Policy researchers at the Memorial Sloan Kettering Center for Health Policy and Outcomes have published a recent, valuable Health Affairs Blog post. The post shows that major pharmaceutical companies that manufacture some of the top-selling drugs “charge much more for their drugs in the United States than they do in other Western countries.” US prices averaged 2.4 times more than the $81 billion Americans would have paid at the average prices in other affluent countries; Americans paid a total of about $197 billion, or an excess of $116 billion per year. That would be $1.16 trillion in higher charges in a decade.
The one danger posed by this excellent work by Nancy Yu, Zachary Helms, and Peter Bach is that, because it focuses on the excess of US prices over prices in other developed countries, it could promote the “foreign free-rider myth”—the idea that US prices have to be high to pay for pharmaceutical research and development because other nations with lower prices don’t pay their fair share of research and development costs. This claim that “everyone gets a free ride off us,” pushed so vigorously by pharmaceutical companies to the US public and policy makers, is simply not true. The claim has been made so often for so long that many hold it as an economic fact, even though no solid evidence is presented to back it up.
In fact, other countries such as Canada and the United Kingdom are keen to attract pharmaceutical research and development investments. Prices in these nations are set to enable companies to recover all research and development, manufacturing, marketing, and overhead costs, and to make a reasonable profit. UK prices, among the lowest in Europe, have long been set to pay for all these costs plus a profit.
Government and industry reports in Europe and Canada undercut the myth of foreign free riders. As Europeans and Canadians will tell you, the prices charged on new patented drugs are very high, about 30–50 times manufacturing costs. One reason why Americans pay even more is that our political leaders are richly rewarded by an army of more than 1,000 lobbyists to not set up an independent agency to determine fair prices that reflect the added clinical value for patients: Drug companies champion what they call a “free market,” but they want to disarm the purchasing side of the market before bargaining even starts. We have all witnessed the market pricing spirals that result in burdens for businesses and taxpayers.
The Myth Of Silos
The free-rider myth is based on the claim that Canadian revenues at Canadian prices fall short of paying for Canadian research and development, German revenues at German prices fall short of paying for German research and development, and British revenues at UK prices fall short of paying for British research and development expenses. But such market silos are a myth. In fact, if a better new drug is discovered in one country, it is sold in every other country. The myth of foreign free riders misrepresents how research costs, prices, and revenues are related in an international pharmaceutical market.
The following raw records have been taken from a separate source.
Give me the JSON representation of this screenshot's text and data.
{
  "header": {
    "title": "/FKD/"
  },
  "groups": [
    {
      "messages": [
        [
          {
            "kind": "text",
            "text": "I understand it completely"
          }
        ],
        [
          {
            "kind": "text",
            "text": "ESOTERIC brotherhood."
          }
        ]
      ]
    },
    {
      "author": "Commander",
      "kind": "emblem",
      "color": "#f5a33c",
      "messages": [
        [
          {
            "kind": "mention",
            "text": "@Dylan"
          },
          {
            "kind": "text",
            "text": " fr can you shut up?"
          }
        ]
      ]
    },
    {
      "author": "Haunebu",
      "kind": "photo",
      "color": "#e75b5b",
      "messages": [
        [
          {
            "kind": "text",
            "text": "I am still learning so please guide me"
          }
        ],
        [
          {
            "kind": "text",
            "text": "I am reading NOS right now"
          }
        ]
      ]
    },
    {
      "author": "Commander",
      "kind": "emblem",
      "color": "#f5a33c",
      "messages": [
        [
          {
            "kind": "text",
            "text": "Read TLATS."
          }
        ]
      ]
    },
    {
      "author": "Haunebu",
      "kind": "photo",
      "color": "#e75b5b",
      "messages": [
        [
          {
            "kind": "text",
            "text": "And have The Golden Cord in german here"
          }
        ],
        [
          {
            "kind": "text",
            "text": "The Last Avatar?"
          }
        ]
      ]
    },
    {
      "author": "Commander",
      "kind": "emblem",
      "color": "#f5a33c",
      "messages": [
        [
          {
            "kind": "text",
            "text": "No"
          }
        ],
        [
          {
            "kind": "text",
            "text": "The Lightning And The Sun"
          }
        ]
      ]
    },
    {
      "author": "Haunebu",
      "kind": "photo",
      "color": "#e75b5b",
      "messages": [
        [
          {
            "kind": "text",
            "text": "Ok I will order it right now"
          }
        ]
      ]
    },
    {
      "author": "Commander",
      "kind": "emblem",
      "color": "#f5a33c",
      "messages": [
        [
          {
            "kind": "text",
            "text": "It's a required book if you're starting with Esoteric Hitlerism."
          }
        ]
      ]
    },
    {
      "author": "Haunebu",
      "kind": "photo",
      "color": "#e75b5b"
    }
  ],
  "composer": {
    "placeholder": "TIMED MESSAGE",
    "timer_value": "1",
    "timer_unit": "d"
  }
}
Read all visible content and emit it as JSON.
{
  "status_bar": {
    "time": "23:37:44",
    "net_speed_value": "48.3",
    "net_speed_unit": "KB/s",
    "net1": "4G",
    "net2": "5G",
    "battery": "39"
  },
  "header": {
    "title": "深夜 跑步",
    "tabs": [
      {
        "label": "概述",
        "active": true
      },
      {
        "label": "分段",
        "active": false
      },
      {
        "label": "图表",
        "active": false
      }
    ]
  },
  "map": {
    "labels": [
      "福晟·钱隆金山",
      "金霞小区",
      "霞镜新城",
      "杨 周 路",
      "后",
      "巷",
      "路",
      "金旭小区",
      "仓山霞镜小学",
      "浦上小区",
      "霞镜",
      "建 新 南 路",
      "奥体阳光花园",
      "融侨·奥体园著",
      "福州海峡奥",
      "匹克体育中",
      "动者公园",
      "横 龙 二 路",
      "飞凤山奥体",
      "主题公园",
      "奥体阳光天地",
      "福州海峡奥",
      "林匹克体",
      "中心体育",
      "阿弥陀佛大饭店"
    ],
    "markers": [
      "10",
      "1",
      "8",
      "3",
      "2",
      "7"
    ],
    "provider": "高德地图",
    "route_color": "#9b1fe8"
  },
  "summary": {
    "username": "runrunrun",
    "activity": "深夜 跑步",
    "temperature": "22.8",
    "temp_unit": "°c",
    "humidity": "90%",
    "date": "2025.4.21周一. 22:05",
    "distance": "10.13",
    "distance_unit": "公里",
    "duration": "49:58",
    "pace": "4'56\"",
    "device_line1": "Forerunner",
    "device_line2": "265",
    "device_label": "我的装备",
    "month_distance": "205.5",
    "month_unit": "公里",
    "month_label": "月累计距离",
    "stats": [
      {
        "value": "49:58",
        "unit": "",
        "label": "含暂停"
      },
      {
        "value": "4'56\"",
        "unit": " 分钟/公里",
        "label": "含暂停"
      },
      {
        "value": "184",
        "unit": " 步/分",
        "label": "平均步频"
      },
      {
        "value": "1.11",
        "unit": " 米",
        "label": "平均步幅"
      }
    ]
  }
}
When pharmaceutical companies threaten that they will cut back on research if Americans pay European or Canadian prices, it’s a kind of economic blackmail: Pay our excess US prices, or your families will suffer from cutbacks on research for new cures. President Donald Trump and his team should call this bluff, because no research-based industry will cut back on the source of their own future revenues. The drug industry could much more easily cut back on marketing costs, which are two to three times greater than reported research costs before taxpayers’ subsidies.
The $76 billion in research and development that pharmaceutical companies claim overlooks the ways that US employers and taxpayers pay for at least 44 percent of total corporate research and development through tax subsidies and credits. If one adds the taxes not paid when companies park tens of billions in foreign tax havens, most of the high risk and cost of pharmaceutical research is actually borne by taxpayers, not the companies. And this does not take into account the billions in research conducted by the National Institutes of Health, other government agencies, foundations, and charities.
Finally, most corporate research and development is directed at minimally innovative new drugs. Independent teams of physicians and pharmacists conclude that 85–90 percent of new drugs offer few or no clinical advantages over existing drugs. But all of them give companies another 20 years of patent protection for charging monopoly prices.
The pharmaceutical lobby convinced then-President Barack Obama to prohibit major forms of national and international free-market price competition. Will they be equally effective getting Trump to protect high prices by promoting the myth that lower prices will reduce research and innovation?
This analysis is based on 25 years of the author’s research and does not necessarily represent the views of any institution to which he is affiliated.